What is being asked: Output all of the records word for word and drop the images.

** Opening Records to use block **

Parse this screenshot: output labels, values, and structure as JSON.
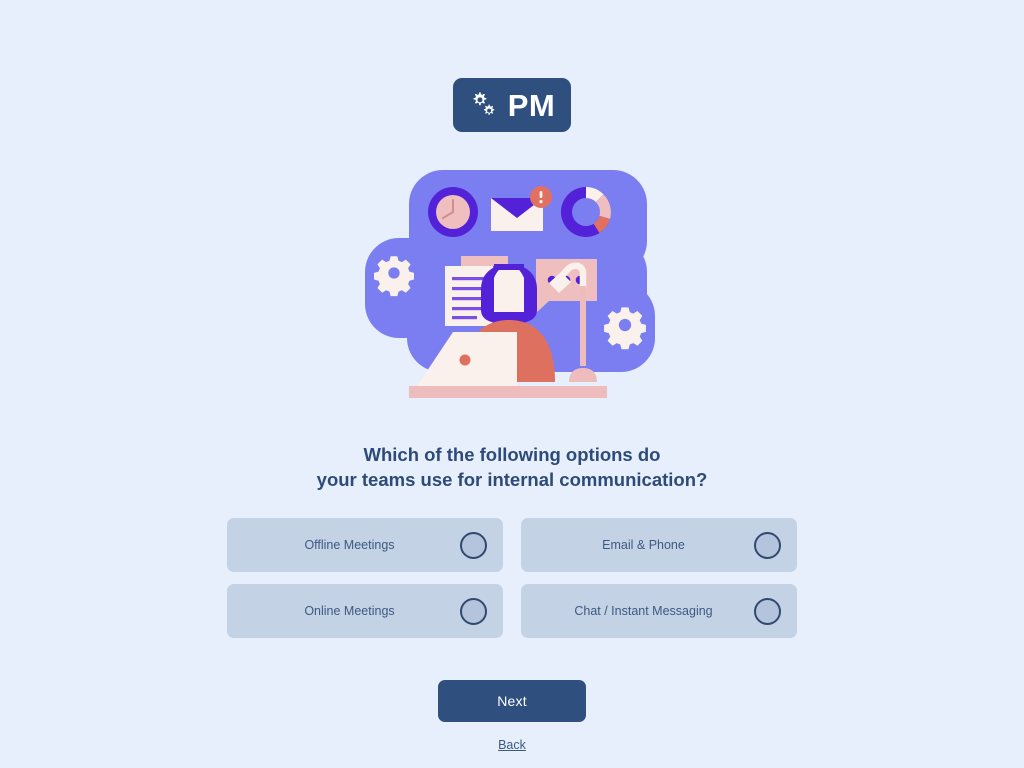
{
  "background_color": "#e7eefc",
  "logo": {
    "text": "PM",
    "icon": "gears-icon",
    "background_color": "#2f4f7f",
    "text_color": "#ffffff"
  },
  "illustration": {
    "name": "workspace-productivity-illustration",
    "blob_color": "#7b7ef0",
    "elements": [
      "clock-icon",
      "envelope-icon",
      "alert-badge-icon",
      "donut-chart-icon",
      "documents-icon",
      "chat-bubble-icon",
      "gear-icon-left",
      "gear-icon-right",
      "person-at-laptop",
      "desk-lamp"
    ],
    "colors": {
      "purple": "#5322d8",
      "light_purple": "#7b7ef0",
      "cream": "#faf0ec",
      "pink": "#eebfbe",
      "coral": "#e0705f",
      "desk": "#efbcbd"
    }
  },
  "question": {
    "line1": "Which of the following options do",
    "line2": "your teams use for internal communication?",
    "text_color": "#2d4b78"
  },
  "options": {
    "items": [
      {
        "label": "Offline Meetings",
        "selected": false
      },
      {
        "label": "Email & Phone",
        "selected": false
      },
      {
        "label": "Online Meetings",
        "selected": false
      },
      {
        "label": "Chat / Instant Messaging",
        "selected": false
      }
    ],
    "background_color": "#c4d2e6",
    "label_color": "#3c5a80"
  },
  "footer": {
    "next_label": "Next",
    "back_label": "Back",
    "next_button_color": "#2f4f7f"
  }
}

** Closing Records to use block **

Answer section:
Parse this screenshot: output labels, values, and structure as JSON.
{
  "background_color": "#e7eefc",
  "logo": {
    "text": "PM",
    "icon": "gears-icon",
    "background_color": "#2f4f7f",
    "text_color": "#ffffff"
  },
  "illustration": {
    "name": "workspace-productivity-illustration",
    "blob_color": "#7b7ef0",
    "elements": [
      "clock-icon",
      "envelope-icon",
      "alert-badge-icon",
      "donut-chart-icon",
      "documents-icon",
      "chat-bubble-icon",
      "gear-icon-left",
      "gear-icon-right",
      "person-at-laptop",
      "desk-lamp"
    ],
    "colors": {
      "purple": "#5322d8",
      "light_purple": "#7b7ef0",
      "cream": "#faf0ec",
      "pink": "#eebfbe",
      "coral": "#e0705f",
      "desk": "#efbcbd"
    }
  },
  "question": {
    "line1": "Which of the following options do",
    "line2": "your teams use for internal communication?",
    "text_color": "#2d4b78"
  },
  "options": {
    "items": [
      {
        "label": "Offline Meetings",
        "selected": false
      },
      {
        "label": "Email & Phone",
        "selected": false
      },
      {
        "label": "Online Meetings",
        "selected": false
      },
      {
        "label": "Chat / Instant Messaging",
        "selected": false
      }
    ],
    "background_color": "#c4d2e6",
    "label_color": "#3c5a80"
  },
  "footer": {
    "next_label": "Next",
    "back_label": "Back",
    "next_button_color": "#2f4f7f"
  }
}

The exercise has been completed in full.